The FSB welcomed progress in the implementation of the global LEI system for uniquely identifying parties to financial transactions. The FSB supported a draft Charter for the LEI Regulatory Oversight Committee for submission to the G20 for final endorsement. The subsequent formation of the ROC as the global governance body will be a key milestone towards the launch of the global LEI system by March 2013. The FSB is continuing to collaborate actively with the Private Sector Preparatory Group on the establishment of the global LEI foundation operating the Central Operating Unit and on the development of operational elements for the global LEI system. 

Monitoring of Basel III implementation 

Members discussed the BCBS report summarising progress in implementing Basel III, including the Level 2 reports by the BCBS of the consistency of the draft rules in the EU, Japan and the US with the text of Basel III. The FSB calls on all member jurisdictions to take appropriate steps to ensure that national implementation of Basel III is timely and consistent with the internationally agreed standards. 

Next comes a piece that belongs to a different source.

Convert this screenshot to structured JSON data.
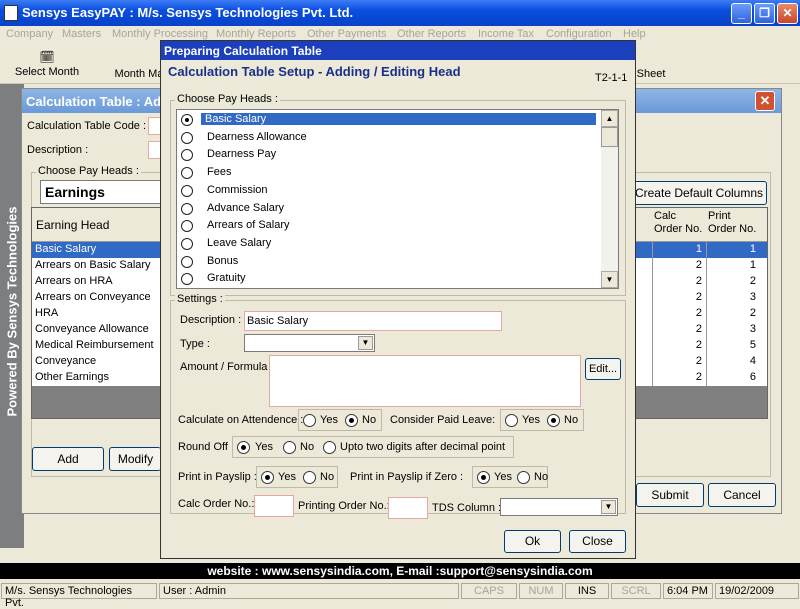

Reducing reliance on Credit Rating Agencies 

FSB members discussed the contents of a roadmap to accelerate implementation of its Principles for reducing mechanistic reliance on Credit Rating Agency ratings. The roadmap, to be presented to the G20 in November, will set out a series of actions, with dates, that members have agreed to take to ensure full implementation of the Principles. The FSB will report to the G20 on the progress being made in implementing the roadmap. 

Regional consultative groups 

Members heard reports from the co-chairs of the six FSB regional consultative groups, which cover the Americas, Asia, the Commonwealth of Independent States, Europe, Middle East & North Africa, and Sub-Saharan Africa.  

FSB capacity, resources and governance 

Members reviewed the work to date and remaining steps to implement its recommendations to strengthen the FSB’s capacity, resources and governance published in June 2012, on which it will report to G20 Finance Ministers and Central Bank Governors in November. Members also agreed on the composition of its new Standing Committee on Budget and Resources and on procedures for the rotation of Chairs of the Standing Committees.  

Notes to editors 

The FSB has been established to coordinate at the international level the work of national financial authorities and international standard setting bodies and to develop and promote the implementation of effective regulatory, supervisory and other financial sector policies in the interest of financial stability. It brings together national authorities responsible for financial stability in 24 countries and jurisdictions, international financial institutions, sector-specific international groupings of regulators and supervisors, and committees of central bank experts. Through the six regional groups, the FSB will be able to develop global financial policy initiatives in a more inclusive process. 

The FSB is chaired by Mark Carney, Governor of the Bank of Canada. Its Secretariat is located in Basel, Switzerland, and hosted by the Bank for International Settlements.  For further information on the FSB, visit the FSB website.